REQUIRED WORK »
Your reply should reproduce all the data below exactly while excluding the pictures.

Page and application data records »
┄┄┄┄┄┄┄┄┄┄┄┄┄┄┄┄┄┄┄┄

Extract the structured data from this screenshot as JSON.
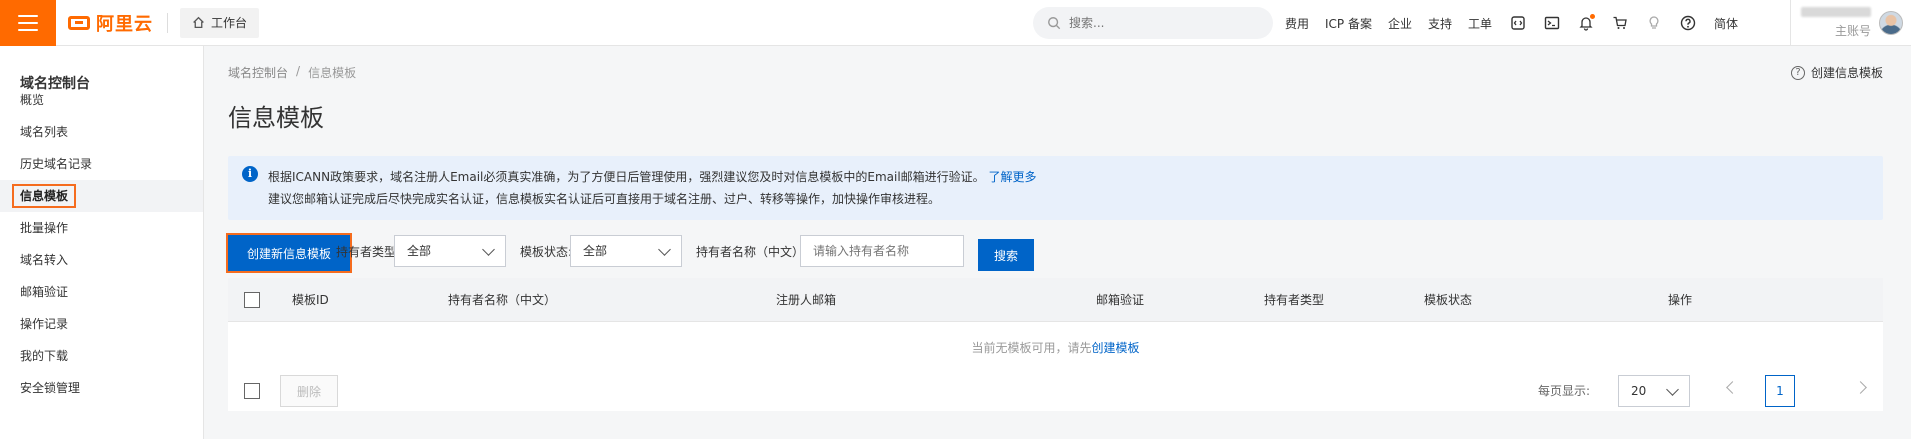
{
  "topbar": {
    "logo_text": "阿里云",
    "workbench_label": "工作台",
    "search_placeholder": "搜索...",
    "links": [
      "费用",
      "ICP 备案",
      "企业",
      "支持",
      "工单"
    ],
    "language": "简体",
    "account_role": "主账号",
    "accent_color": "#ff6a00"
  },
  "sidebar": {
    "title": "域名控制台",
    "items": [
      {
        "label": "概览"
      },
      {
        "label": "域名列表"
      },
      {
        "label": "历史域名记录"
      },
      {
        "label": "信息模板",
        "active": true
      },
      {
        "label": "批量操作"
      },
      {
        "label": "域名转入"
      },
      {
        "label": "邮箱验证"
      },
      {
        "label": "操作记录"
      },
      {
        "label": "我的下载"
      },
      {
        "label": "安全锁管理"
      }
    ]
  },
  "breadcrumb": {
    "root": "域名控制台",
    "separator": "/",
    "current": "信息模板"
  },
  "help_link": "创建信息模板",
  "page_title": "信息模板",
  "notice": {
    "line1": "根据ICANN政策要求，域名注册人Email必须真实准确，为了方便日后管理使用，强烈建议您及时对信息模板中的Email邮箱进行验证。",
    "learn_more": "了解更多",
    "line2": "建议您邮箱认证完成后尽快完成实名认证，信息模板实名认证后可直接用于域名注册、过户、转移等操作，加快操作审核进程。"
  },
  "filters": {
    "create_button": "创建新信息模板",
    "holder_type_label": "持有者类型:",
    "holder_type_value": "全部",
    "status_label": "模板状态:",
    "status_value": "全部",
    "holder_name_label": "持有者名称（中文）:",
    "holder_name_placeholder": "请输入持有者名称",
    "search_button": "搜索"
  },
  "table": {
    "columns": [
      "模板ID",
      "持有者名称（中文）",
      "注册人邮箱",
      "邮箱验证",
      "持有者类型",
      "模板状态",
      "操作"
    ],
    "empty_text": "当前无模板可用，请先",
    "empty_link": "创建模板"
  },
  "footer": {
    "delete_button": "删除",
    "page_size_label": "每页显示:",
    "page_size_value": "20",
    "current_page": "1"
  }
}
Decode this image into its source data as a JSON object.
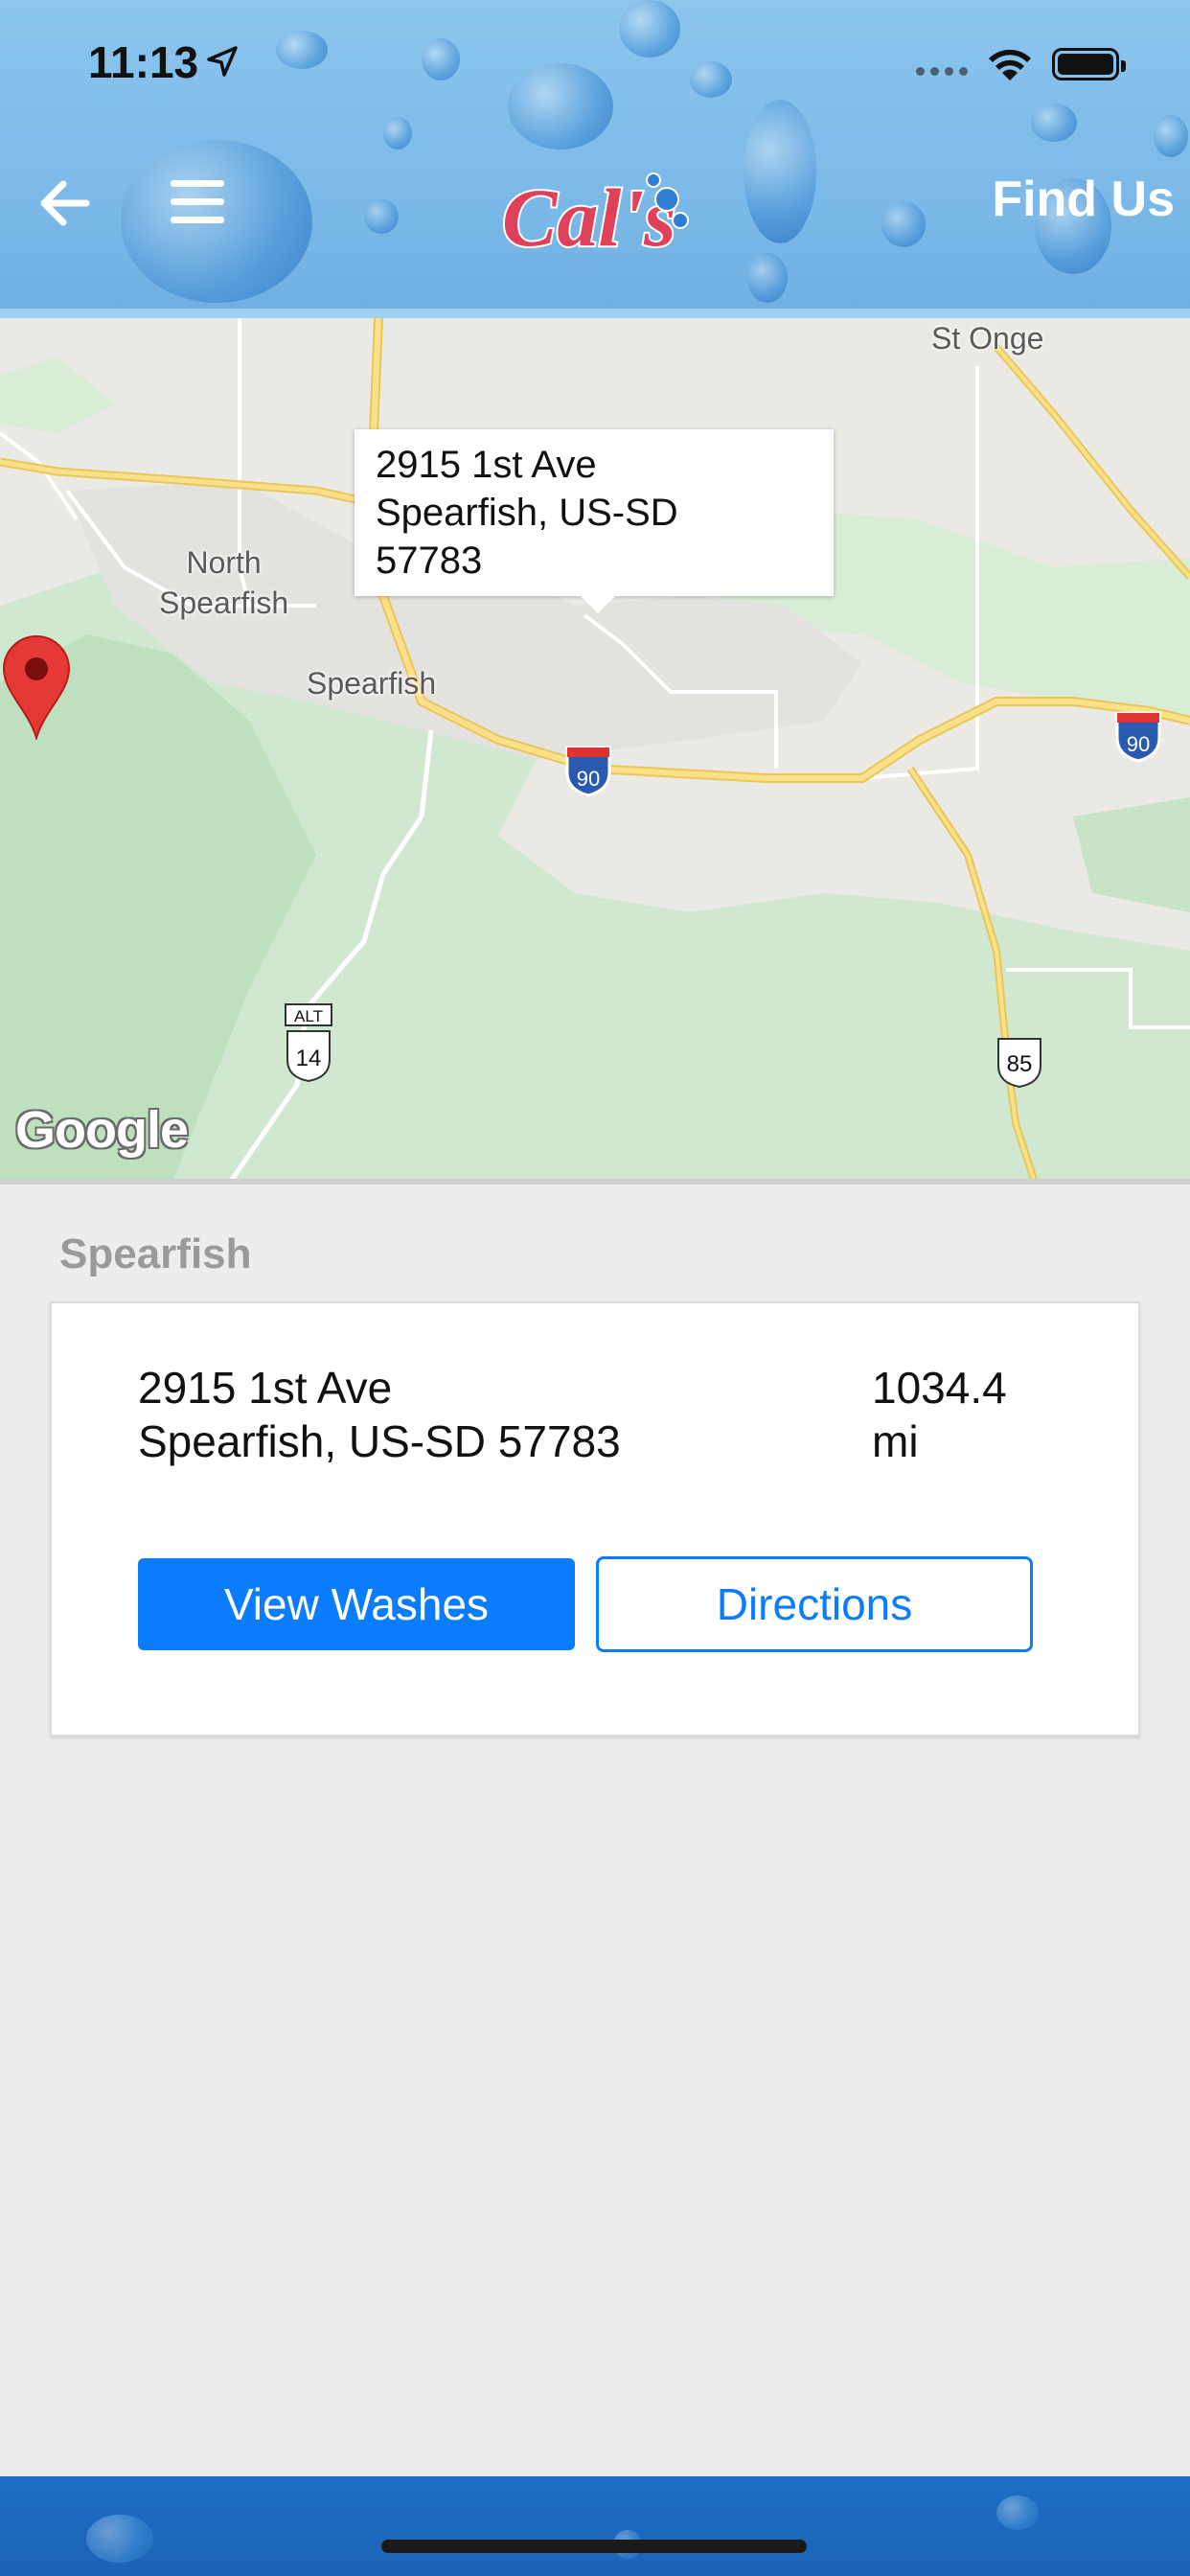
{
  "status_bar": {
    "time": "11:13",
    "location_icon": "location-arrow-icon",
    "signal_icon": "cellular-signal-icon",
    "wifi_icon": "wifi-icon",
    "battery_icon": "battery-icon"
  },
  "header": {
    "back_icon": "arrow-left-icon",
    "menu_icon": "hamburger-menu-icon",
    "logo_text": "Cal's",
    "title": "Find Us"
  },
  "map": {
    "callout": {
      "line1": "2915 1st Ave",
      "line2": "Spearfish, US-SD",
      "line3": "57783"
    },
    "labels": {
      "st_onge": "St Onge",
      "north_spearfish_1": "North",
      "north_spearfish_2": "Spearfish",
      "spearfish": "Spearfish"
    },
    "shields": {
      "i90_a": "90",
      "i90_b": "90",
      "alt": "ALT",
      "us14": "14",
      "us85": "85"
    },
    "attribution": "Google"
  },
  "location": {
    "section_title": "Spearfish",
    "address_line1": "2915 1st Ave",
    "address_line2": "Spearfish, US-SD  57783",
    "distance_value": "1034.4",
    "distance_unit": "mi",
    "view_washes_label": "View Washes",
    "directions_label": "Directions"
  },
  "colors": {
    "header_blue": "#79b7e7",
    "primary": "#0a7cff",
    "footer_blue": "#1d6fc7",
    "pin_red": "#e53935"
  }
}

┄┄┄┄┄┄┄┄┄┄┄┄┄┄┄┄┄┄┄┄

EXERCISE ANSWER »
Extract the structured data from this screenshot as JSON.
{
  "topbar": {
    "logo_text": "阿里云",
    "workbench_label": "工作台",
    "search_placeholder": "搜索...",
    "links": [
      "费用",
      "ICP 备案",
      "企业",
      "支持",
      "工单"
    ],
    "language": "简体",
    "account_role": "主账号",
    "accent_color": "#ff6a00"
  },
  "sidebar": {
    "title": "域名控制台",
    "items": [
      {
        "label": "概览"
      },
      {
        "label": "域名列表"
      },
      {
        "label": "历史域名记录"
      },
      {
        "label": "信息模板",
        "active": true
      },
      {
        "label": "批量操作"
      },
      {
        "label": "域名转入"
      },
      {
        "label": "邮箱验证"
      },
      {
        "label": "操作记录"
      },
      {
        "label": "我的下载"
      },
      {
        "label": "安全锁管理"
      }
    ]
  },
  "breadcrumb": {
    "root": "域名控制台",
    "separator": "/",
    "current": "信息模板"
  },
  "help_link": "创建信息模板",
  "page_title": "信息模板",
  "notice": {
    "line1": "根据ICANN政策要求，域名注册人Email必须真实准确，为了方便日后管理使用，强烈建议您及时对信息模板中的Email邮箱进行验证。",
    "learn_more": "了解更多",
    "line2": "建议您邮箱认证完成后尽快完成实名认证，信息模板实名认证后可直接用于域名注册、过户、转移等操作，加快操作审核进程。"
  },
  "filters": {
    "create_button": "创建新信息模板",
    "holder_type_label": "持有者类型:",
    "holder_type_value": "全部",
    "status_label": "模板状态:",
    "status_value": "全部",
    "holder_name_label": "持有者名称（中文）:",
    "holder_name_placeholder": "请输入持有者名称",
    "search_button": "搜索"
  },
  "table": {
    "columns": [
      "模板ID",
      "持有者名称（中文）",
      "注册人邮箱",
      "邮箱验证",
      "持有者类型",
      "模板状态",
      "操作"
    ],
    "empty_text": "当前无模板可用，请先",
    "empty_link": "创建模板"
  },
  "footer": {
    "delete_button": "删除",
    "page_size_label": "每页显示:",
    "page_size_value": "20",
    "current_page": "1"
  }
}
Decode this image into its source data as a JSON object.
{
  "status_bar": {
    "time": "11:13",
    "location_icon": "location-arrow-icon",
    "signal_icon": "cellular-signal-icon",
    "wifi_icon": "wifi-icon",
    "battery_icon": "battery-icon"
  },
  "header": {
    "back_icon": "arrow-left-icon",
    "menu_icon": "hamburger-menu-icon",
    "logo_text": "Cal's",
    "title": "Find Us"
  },
  "map": {
    "callout": {
      "line1": "2915 1st Ave",
      "line2": "Spearfish, US-SD",
      "line3": "57783"
    },
    "labels": {
      "st_onge": "St Onge",
      "north_spearfish_1": "North",
      "north_spearfish_2": "Spearfish",
      "spearfish": "Spearfish"
    },
    "shields": {
      "i90_a": "90",
      "i90_b": "90",
      "alt": "ALT",
      "us14": "14",
      "us85": "85"
    },
    "attribution": "Google"
  },
  "location": {
    "section_title": "Spearfish",
    "address_line1": "2915 1st Ave",
    "address_line2": "Spearfish, US-SD  57783",
    "distance_value": "1034.4",
    "distance_unit": "mi",
    "view_washes_label": "View Washes",
    "directions_label": "Directions"
  },
  "colors": {
    "header_blue": "#79b7e7",
    "primary": "#0a7cff",
    "footer_blue": "#1d6fc7",
    "pin_red": "#e53935"
  }
}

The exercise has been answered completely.